▶ **PROBLEM REQUIREMENTS**
Print out the full listing below, word for word.

======

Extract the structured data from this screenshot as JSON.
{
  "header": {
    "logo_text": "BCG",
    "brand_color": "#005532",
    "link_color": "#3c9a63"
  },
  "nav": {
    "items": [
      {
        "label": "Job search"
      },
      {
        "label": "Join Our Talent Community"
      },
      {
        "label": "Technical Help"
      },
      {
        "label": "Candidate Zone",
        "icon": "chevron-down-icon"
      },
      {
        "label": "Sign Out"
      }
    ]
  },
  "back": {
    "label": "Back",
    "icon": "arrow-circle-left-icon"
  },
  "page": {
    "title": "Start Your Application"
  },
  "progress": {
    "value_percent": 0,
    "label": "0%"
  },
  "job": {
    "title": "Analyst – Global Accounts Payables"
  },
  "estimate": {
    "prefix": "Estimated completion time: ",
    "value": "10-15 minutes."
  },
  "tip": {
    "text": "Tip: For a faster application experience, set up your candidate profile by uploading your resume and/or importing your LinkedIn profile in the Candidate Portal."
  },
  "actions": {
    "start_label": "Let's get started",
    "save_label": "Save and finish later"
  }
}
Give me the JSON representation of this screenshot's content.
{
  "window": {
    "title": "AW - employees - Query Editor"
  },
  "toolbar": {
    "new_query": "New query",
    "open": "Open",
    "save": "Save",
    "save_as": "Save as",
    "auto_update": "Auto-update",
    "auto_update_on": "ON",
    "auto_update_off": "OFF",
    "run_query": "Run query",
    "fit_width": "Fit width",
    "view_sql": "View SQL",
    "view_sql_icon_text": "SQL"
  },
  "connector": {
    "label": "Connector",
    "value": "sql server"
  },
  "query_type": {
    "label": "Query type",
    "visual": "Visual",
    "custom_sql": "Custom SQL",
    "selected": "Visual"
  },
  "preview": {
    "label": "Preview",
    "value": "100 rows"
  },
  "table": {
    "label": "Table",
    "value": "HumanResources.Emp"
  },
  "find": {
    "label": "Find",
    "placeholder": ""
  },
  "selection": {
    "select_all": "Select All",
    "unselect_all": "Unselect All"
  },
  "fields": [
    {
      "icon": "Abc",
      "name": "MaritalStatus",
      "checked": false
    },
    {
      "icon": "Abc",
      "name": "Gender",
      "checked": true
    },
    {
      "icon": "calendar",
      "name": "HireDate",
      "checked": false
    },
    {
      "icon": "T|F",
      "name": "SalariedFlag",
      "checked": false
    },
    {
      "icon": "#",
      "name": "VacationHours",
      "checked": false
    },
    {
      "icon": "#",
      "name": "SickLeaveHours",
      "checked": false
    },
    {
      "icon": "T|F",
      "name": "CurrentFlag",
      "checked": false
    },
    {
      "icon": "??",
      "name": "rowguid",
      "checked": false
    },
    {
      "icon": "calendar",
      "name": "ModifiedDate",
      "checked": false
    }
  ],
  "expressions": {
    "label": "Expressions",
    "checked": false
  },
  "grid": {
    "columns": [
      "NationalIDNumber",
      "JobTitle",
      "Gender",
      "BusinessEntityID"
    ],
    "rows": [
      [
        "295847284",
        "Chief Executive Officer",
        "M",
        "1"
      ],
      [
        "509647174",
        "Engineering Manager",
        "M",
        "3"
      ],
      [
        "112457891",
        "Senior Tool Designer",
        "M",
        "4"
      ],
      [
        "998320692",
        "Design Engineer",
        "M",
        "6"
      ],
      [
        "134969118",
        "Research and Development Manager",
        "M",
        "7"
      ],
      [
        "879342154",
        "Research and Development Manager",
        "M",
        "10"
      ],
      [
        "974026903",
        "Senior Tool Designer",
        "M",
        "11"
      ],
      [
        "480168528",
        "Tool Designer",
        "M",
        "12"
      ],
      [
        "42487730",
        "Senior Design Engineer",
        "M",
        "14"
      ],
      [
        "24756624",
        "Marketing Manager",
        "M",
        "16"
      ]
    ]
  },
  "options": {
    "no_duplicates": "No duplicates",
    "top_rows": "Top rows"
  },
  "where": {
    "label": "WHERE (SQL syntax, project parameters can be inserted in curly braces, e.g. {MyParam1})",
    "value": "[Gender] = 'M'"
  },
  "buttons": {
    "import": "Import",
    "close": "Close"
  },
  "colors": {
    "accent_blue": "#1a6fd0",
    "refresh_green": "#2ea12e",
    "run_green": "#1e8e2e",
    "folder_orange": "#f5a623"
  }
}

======

▶ **ANSWER AREA**
Extract the structured data from this screenshot as JSON.
{
  "header": {
    "logo_text": "BCG",
    "brand_color": "#005532",
    "link_color": "#3c9a63"
  },
  "nav": {
    "items": [
      {
        "label": "Job search"
      },
      {
        "label": "Join Our Talent Community"
      },
      {
        "label": "Technical Help"
      },
      {
        "label": "Candidate Zone",
        "icon": "chevron-down-icon"
      },
      {
        "label": "Sign Out"
      }
    ]
  },
  "back": {
    "label": "Back",
    "icon": "arrow-circle-left-icon"
  },
  "page": {
    "title": "Start Your Application"
  },
  "progress": {
    "value_percent": 0,
    "label": "0%"
  },
  "job": {
    "title": "Analyst – Global Accounts Payables"
  },
  "estimate": {
    "prefix": "Estimated completion time: ",
    "value": "10-15 minutes."
  },
  "tip": {
    "text": "Tip: For a faster application experience, set up your candidate profile by uploading your resume and/or importing your LinkedIn profile in the Candidate Portal."
  },
  "actions": {
    "start_label": "Let's get started",
    "save_label": "Save and finish later"
  }
}
Give me the JSON representation of this screenshot's content.
{
  "window": {
    "title": "AW - employees - Query Editor"
  },
  "toolbar": {
    "new_query": "New query",
    "open": "Open",
    "save": "Save",
    "save_as": "Save as",
    "auto_update": "Auto-update",
    "auto_update_on": "ON",
    "auto_update_off": "OFF",
    "run_query": "Run query",
    "fit_width": "Fit width",
    "view_sql": "View SQL",
    "view_sql_icon_text": "SQL"
  },
  "connector": {
    "label": "Connector",
    "value": "sql server"
  },
  "query_type": {
    "label": "Query type",
    "visual": "Visual",
    "custom_sql": "Custom SQL",
    "selected": "Visual"
  },
  "preview": {
    "label": "Preview",
    "value": "100 rows"
  },
  "table": {
    "label": "Table",
    "value": "HumanResources.Emp"
  },
  "find": {
    "label": "Find",
    "placeholder": ""
  },
  "selection": {
    "select_all": "Select All",
    "unselect_all": "Unselect All"
  },
  "fields": [
    {
      "icon": "Abc",
      "name": "MaritalStatus",
      "checked": false
    },
    {
      "icon": "Abc",
      "name": "Gender",
      "checked": true
    },
    {
      "icon": "calendar",
      "name": "HireDate",
      "checked": false
    },
    {
      "icon": "T|F",
      "name": "SalariedFlag",
      "checked": false
    },
    {
      "icon": "#",
      "name": "VacationHours",
      "checked": false
    },
    {
      "icon": "#",
      "name": "SickLeaveHours",
      "checked": false
    },
    {
      "icon": "T|F",
      "name": "CurrentFlag",
      "checked": false
    },
    {
      "icon": "??",
      "name": "rowguid",
      "checked": false
    },
    {
      "icon": "calendar",
      "name": "ModifiedDate",
      "checked": false
    }
  ],
  "expressions": {
    "label": "Expressions",
    "checked": false
  },
  "grid": {
    "columns": [
      "NationalIDNumber",
      "JobTitle",
      "Gender",
      "BusinessEntityID"
    ],
    "rows": [
      [
        "295847284",
        "Chief Executive Officer",
        "M",
        "1"
      ],
      [
        "509647174",
        "Engineering Manager",
        "M",
        "3"
      ],
      [
        "112457891",
        "Senior Tool Designer",
        "M",
        "4"
      ],
      [
        "998320692",
        "Design Engineer",
        "M",
        "6"
      ],
      [
        "134969118",
        "Research and Development Manager",
        "M",
        "7"
      ],
      [
        "879342154",
        "Research and Development Manager",
        "M",
        "10"
      ],
      [
        "974026903",
        "Senior Tool Designer",
        "M",
        "11"
      ],
      [
        "480168528",
        "Tool Designer",
        "M",
        "12"
      ],
      [
        "42487730",
        "Senior Design Engineer",
        "M",
        "14"
      ],
      [
        "24756624",
        "Marketing Manager",
        "M",
        "16"
      ]
    ]
  },
  "options": {
    "no_duplicates": "No duplicates",
    "top_rows": "Top rows"
  },
  "where": {
    "label": "WHERE (SQL syntax, project parameters can be inserted in curly braces, e.g. {MyParam1})",
    "value": "[Gender] = 'M'"
  },
  "buttons": {
    "import": "Import",
    "close": "Close"
  },
  "colors": {
    "accent_blue": "#1a6fd0",
    "refresh_green": "#2ea12e",
    "run_green": "#1e8e2e",
    "folder_orange": "#f5a623"
  }
}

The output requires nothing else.